I'll take a stab at it.  See below for my responses.

I hope this helps.

Regards,
Harold Sprague

> -----Original Message-----
> From:	Swingle, Mark [SMTP:Mark.Swingle(--nospam--at)dgs.ca.gov]
> Sent:	Monday, January 24, 2000 11:33 AM
> To:	'seaint(--nospam--at)seaint.org'
> Cc:	'mswingle(--nospam--at)earthlink.net'
> Subject:	Steel Moment Frame - Channel to TS Column - FR or PR
> Connection?
> 
> Please consider the following examples.  These are beam-column
> moment connections, all of which consist of a channel section
> as the beam, and a TS as the column (1/4" thickness).  All are
> welded connections with no stiffener plates or continuity plates
> at the column.
> 
> I am trying to determine whether each of the following
> connections are judged to be FR (fully restrained) or PR
> (partially restrained).
> 
> 1.  An A36 channel, narrower than the TS, welded with CP groove
>     welds at both flanges, and fillet weld (one or both sides)
>     at the web.
> 
> 2.  Same as 1., except the flange welds are fillet welds both sides.
> 
> 3.  Same as 1., except the flange welds are fillet welds one side.
> 
> -------------------------------------------------
> 
> 4.  An A570 Gr 45 channel, 10 gage (with stiffened flange), same
>     width as the TS, welded with CP groove welds at both flanges,
>     and a flare bevel groove weld at the web.
> 
> 5.  Same as 4., except the flange welds are fillet welds both sides.
> 
> 6.  Same as 4., except the flange welds are fillet welds one side.
> 
> -------------------------------------------------
> 
> 7.  Similar to 4., except the flanges are coped and the web
>     continues to the far side of the column.  The web "extension"
>     is welded horizontally to the column (T&B) with fillet welds,
>     and the web is welded vertically to the column at the inside
>     corner with a flare bevel groove weld.
> 
> 8.  Same as 7, except with flange welds per 5.
> 
> 9.  Same as 7, except with flange welds per 6.
> 
> -------------------------------------------------
	[Sprague, Harold O.]  From the description, I assume that the
channel beams are welded to opposing faces of the tube steel column.
Generally, if the flanges do not have some mechanical method of continuity
("...no stiffener plates or continuity plates..."), I assume that these are
PR. They transmit compression and tension forces to the tube steel wall
which must resist them in flexure / bending.  How much flexural rotation
occurs in the connection is anybody's guess without testing or FEA analysis.
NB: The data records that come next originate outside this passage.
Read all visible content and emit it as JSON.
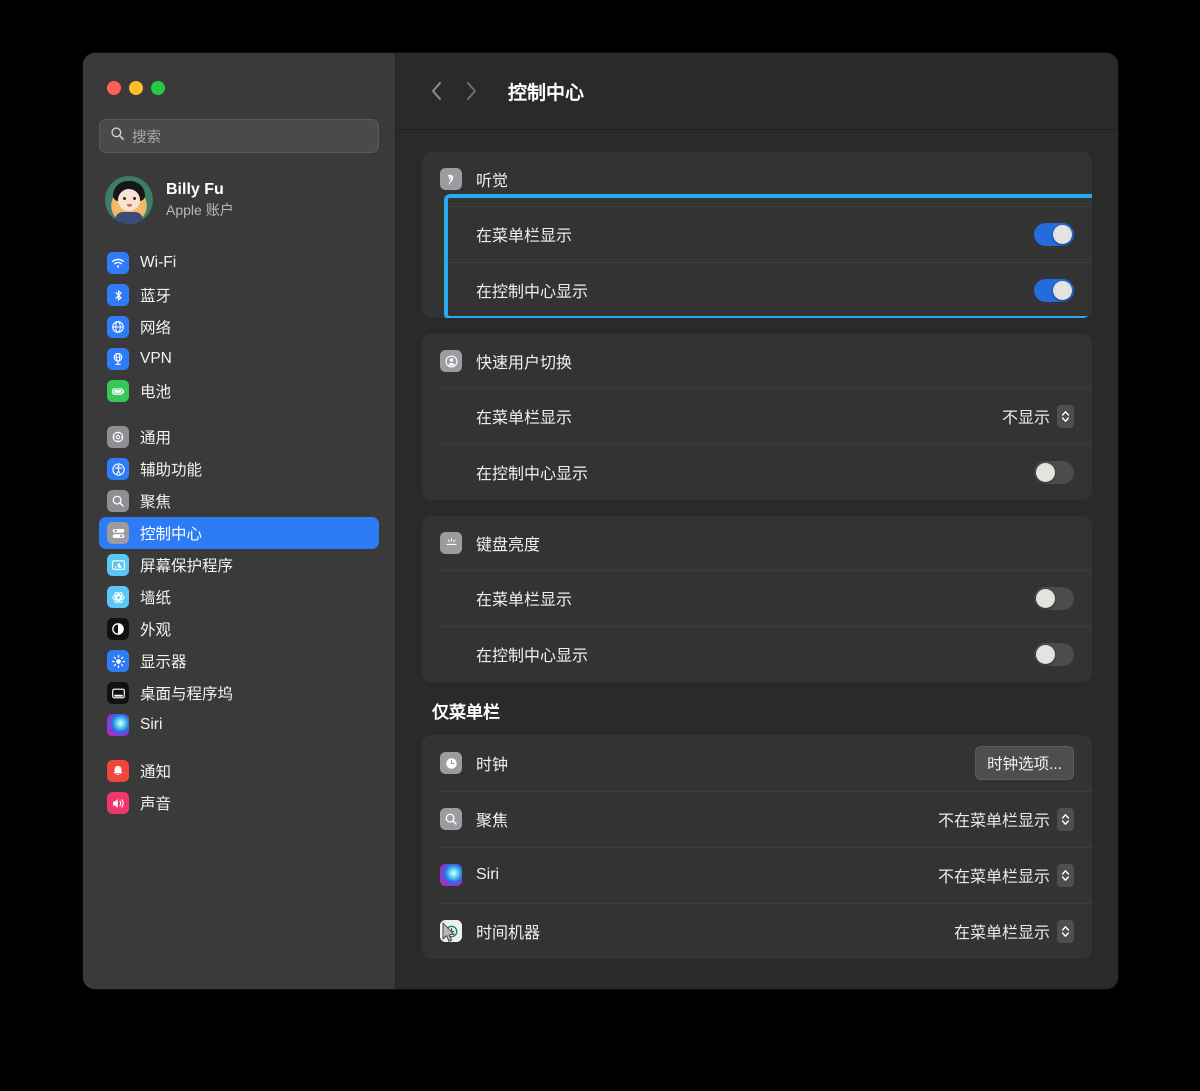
{
  "window": {
    "traffic_lights": [
      "close",
      "minimize",
      "zoom"
    ],
    "colors": {
      "accent_blue": "#2d7cf6",
      "toggle_on": "#246bdb",
      "highlight_outline": "#2aa9f0",
      "sidebar_bg": "#3a3a3a",
      "detail_bg": "#2a2a2a",
      "card_bg": "#333333"
    }
  },
  "sidebar": {
    "search": {
      "placeholder": "搜索",
      "value": ""
    },
    "account": {
      "name": "Billy Fu",
      "subtitle": "Apple 账户"
    },
    "groups": [
      {
        "items": [
          {
            "label": "Wi-Fi",
            "icon": "wifi-icon"
          },
          {
            "label": "蓝牙",
            "icon": "bluetooth-icon"
          },
          {
            "label": "网络",
            "icon": "network-icon"
          },
          {
            "label": "VPN",
            "icon": "vpn-icon"
          },
          {
            "label": "电池",
            "icon": "battery-icon"
          }
        ]
      },
      {
        "items": [
          {
            "label": "通用",
            "icon": "gear-icon"
          },
          {
            "label": "辅助功能",
            "icon": "accessibility-icon"
          },
          {
            "label": "聚焦",
            "icon": "spotlight-search-icon"
          },
          {
            "label": "控制中心",
            "icon": "control-center-icon",
            "selected": true
          },
          {
            "label": "屏幕保护程序",
            "icon": "screensaver-icon"
          },
          {
            "label": "墙纸",
            "icon": "wallpaper-icon"
          },
          {
            "label": "外观",
            "icon": "appearance-icon"
          },
          {
            "label": "显示器",
            "icon": "display-icon"
          },
          {
            "label": "桌面与程序坞",
            "icon": "desktop-dock-icon"
          },
          {
            "label": "Siri",
            "icon": "siri-icon"
          }
        ]
      },
      {
        "items": [
          {
            "label": "通知",
            "icon": "notifications-icon"
          },
          {
            "label": "声音",
            "icon": "sound-icon"
          }
        ]
      }
    ]
  },
  "toolbar": {
    "back_label": "后退",
    "forward_label": "前进",
    "title": "控制中心"
  },
  "main": {
    "cards": [
      {
        "id": "hearing",
        "header": {
          "label": "听觉",
          "icon": "hearing-ear-icon"
        },
        "highlighted": true,
        "rows": [
          {
            "label": "在菜单栏显示",
            "control": "toggle",
            "state": "on"
          },
          {
            "label": "在控制中心显示",
            "control": "toggle",
            "state": "on"
          }
        ]
      },
      {
        "id": "fast-user-switching",
        "header": {
          "label": "快速用户切换",
          "icon": "user-account-icon"
        },
        "highlighted": false,
        "rows": [
          {
            "label": "在菜单栏显示",
            "control": "popup",
            "value": "不显示"
          },
          {
            "label": "在控制中心显示",
            "control": "toggle",
            "state": "off"
          }
        ]
      },
      {
        "id": "keyboard-brightness",
        "header": {
          "label": "键盘亮度",
          "icon": "keyboard-brightness-icon"
        },
        "highlighted": false,
        "rows": [
          {
            "label": "在菜单栏显示",
            "control": "toggle",
            "state": "off"
          },
          {
            "label": "在控制中心显示",
            "control": "toggle",
            "state": "off"
          }
        ]
      }
    ],
    "menu_bar_only": {
      "title": "仅菜单栏",
      "rows": [
        {
          "label": "时钟",
          "icon": "clock-icon",
          "control": "button",
          "value": "时钟选项..."
        },
        {
          "label": "聚焦",
          "icon": "spotlight-search-icon",
          "control": "popup",
          "value": "不在菜单栏显示"
        },
        {
          "label": "Siri",
          "icon": "siri-icon",
          "control": "popup",
          "value": "不在菜单栏显示"
        },
        {
          "label": "时间机器",
          "icon": "time-machine-icon",
          "control": "popup",
          "value": "在菜单栏显示"
        }
      ]
    }
  }
}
	Testing may indicate that they are closer to FR.  You may have a
very thick TS wall and light channels framing into them.  Or it could be
more of a PR with very big MC channels and a 3/16" walled TS column, but it
is impossible to determine from what we are given so far.
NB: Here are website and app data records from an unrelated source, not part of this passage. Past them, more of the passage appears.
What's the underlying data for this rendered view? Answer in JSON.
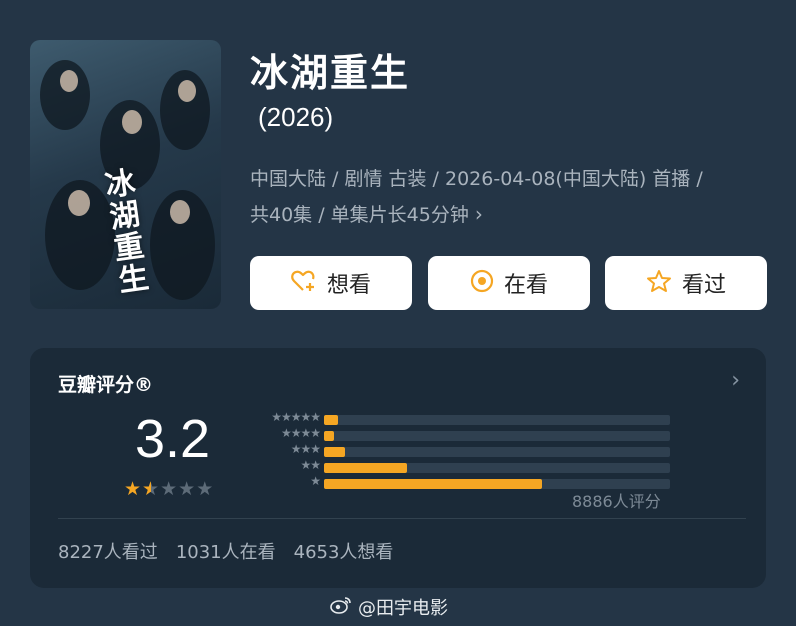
{
  "movie": {
    "title": "冰湖重生",
    "year": "(2026)",
    "meta_line1": "中国大陆 / 剧情 古装 / 2026-04-08(中国大陆) 首播 /",
    "meta_line2": "共40集 / 单集片长45分钟",
    "poster_title": "冰湖重生"
  },
  "buttons": {
    "want": {
      "label": "想看",
      "icon": "heart-plus-icon"
    },
    "watching": {
      "label": "在看",
      "icon": "target-icon"
    },
    "watched": {
      "label": "看过",
      "icon": "star-outline-icon"
    }
  },
  "rating": {
    "title": "豆瓣评分®",
    "score": "3.2",
    "stars_filled": 1.5,
    "stars_total": 5,
    "distribution": [
      {
        "stars": 5,
        "fraction": 0.04
      },
      {
        "stars": 4,
        "fraction": 0.03
      },
      {
        "stars": 3,
        "fraction": 0.06
      },
      {
        "stars": 2,
        "fraction": 0.24
      },
      {
        "stars": 1,
        "fraction": 0.63
      }
    ],
    "raters": "8886人评分",
    "stats": [
      "8227人看过",
      "1031人在看",
      "4653人想看"
    ]
  },
  "watermark": "@田宇电影",
  "colors": {
    "accent": "#f5a623",
    "background": "#243546",
    "card": "#1b2a38"
  }
}
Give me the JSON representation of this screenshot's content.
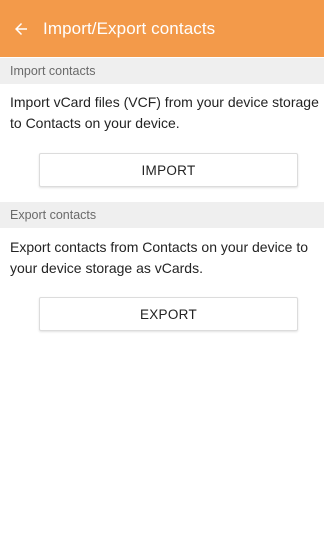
{
  "app_bar": {
    "title": "Import/Export contacts",
    "back_icon": "arrow-left-icon",
    "color": "#f39a4a"
  },
  "import_section": {
    "header": "Import contacts",
    "description": "Import vCard files (VCF) from your device storage to Contacts on your device.",
    "button_label": "IMPORT"
  },
  "export_section": {
    "header": "Export contacts",
    "description": "Export contacts from Contacts on your device to your device storage as vCards.",
    "button_label": "EXPORT"
  }
}
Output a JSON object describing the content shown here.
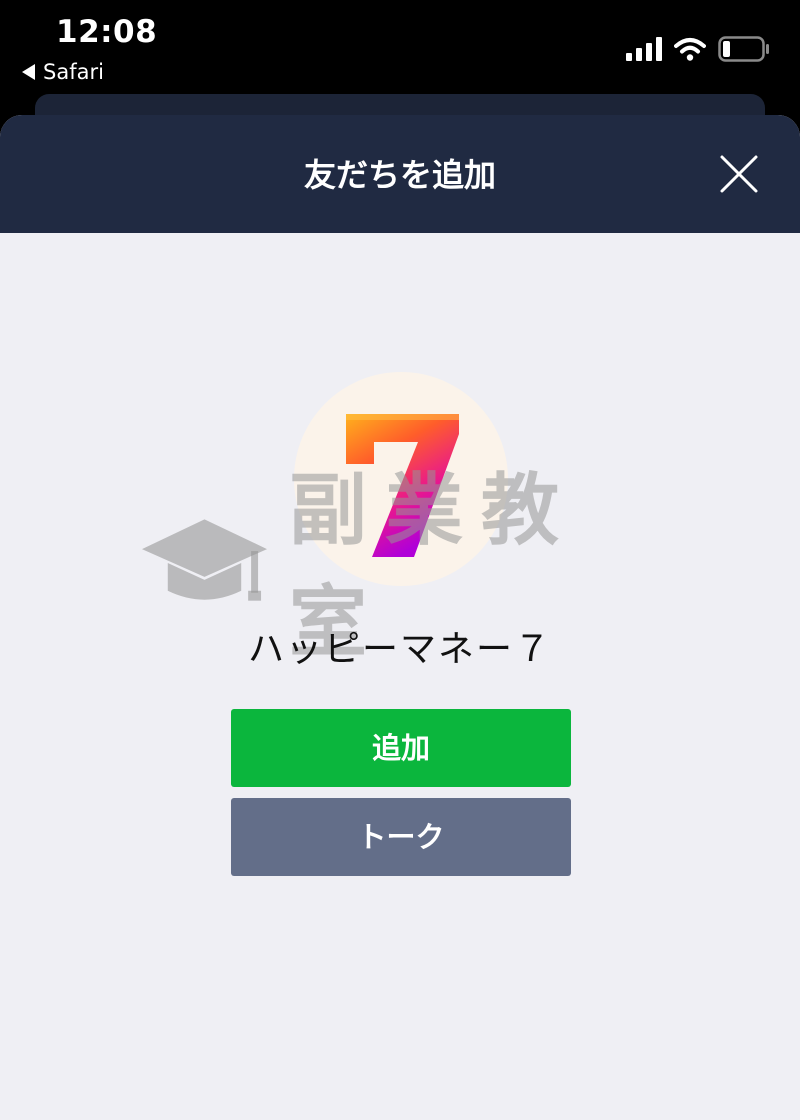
{
  "status_bar": {
    "time": "12:08",
    "back_label": "Safari",
    "icons": [
      "signal-icon",
      "wifi-icon",
      "battery-icon"
    ]
  },
  "dialog": {
    "title": "友だちを追加",
    "close_icon": "close-icon"
  },
  "account": {
    "avatar_glyph": "7",
    "name": "ハッピーマネー７"
  },
  "watermark": {
    "text": "副業教室",
    "icon": "graduation-cap-icon"
  },
  "buttons": {
    "add_label": "追加",
    "talk_label": "トーク"
  },
  "colors": {
    "header_bg": "#202a42",
    "add_button": "#0bb63d",
    "talk_button": "#636e89",
    "sheet_bg": "#efeff4",
    "avatar_bg": "#fbf3ea"
  }
}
> Per UBC 2213.6 (OMF Requirements) the determination of whether
> these connections are judged to be FR or PR is critical to the
> analysis.
> 
> If they are judged to be FR, then they may be designed by
> calculation only with an omega factor on the typical design
> forces (2213.6 Item 2).
> 
> If they are judged to be PR, then they must be TESTED to
> determine the inelastic rotation capacity (2213.6 Item 3.2),
> in addition to other design criteria.
> 
> Any comments would be appreciated, including whether CP groove
> welds are possible on A570 10 gage material.
	[Sprague, Harold O.]  You can get a CP weld, but a CP groove weld is
a little more difficult.  I would avoid CP welds and use a fillet if
possible.  There is a tendency to keep the amperage up too high and burn up
the gauge metal, but good welders can do them.  

	Look at the prequalified welds in the AISC manual.  You will see
that with gauge metal you would be forced to a weld with a root opening of 0
and an f of 0.  This limits your choices of CP groove welds.


> Mark Swingle, SE
> Oakland, CA
> 
> These are my own opinions....
>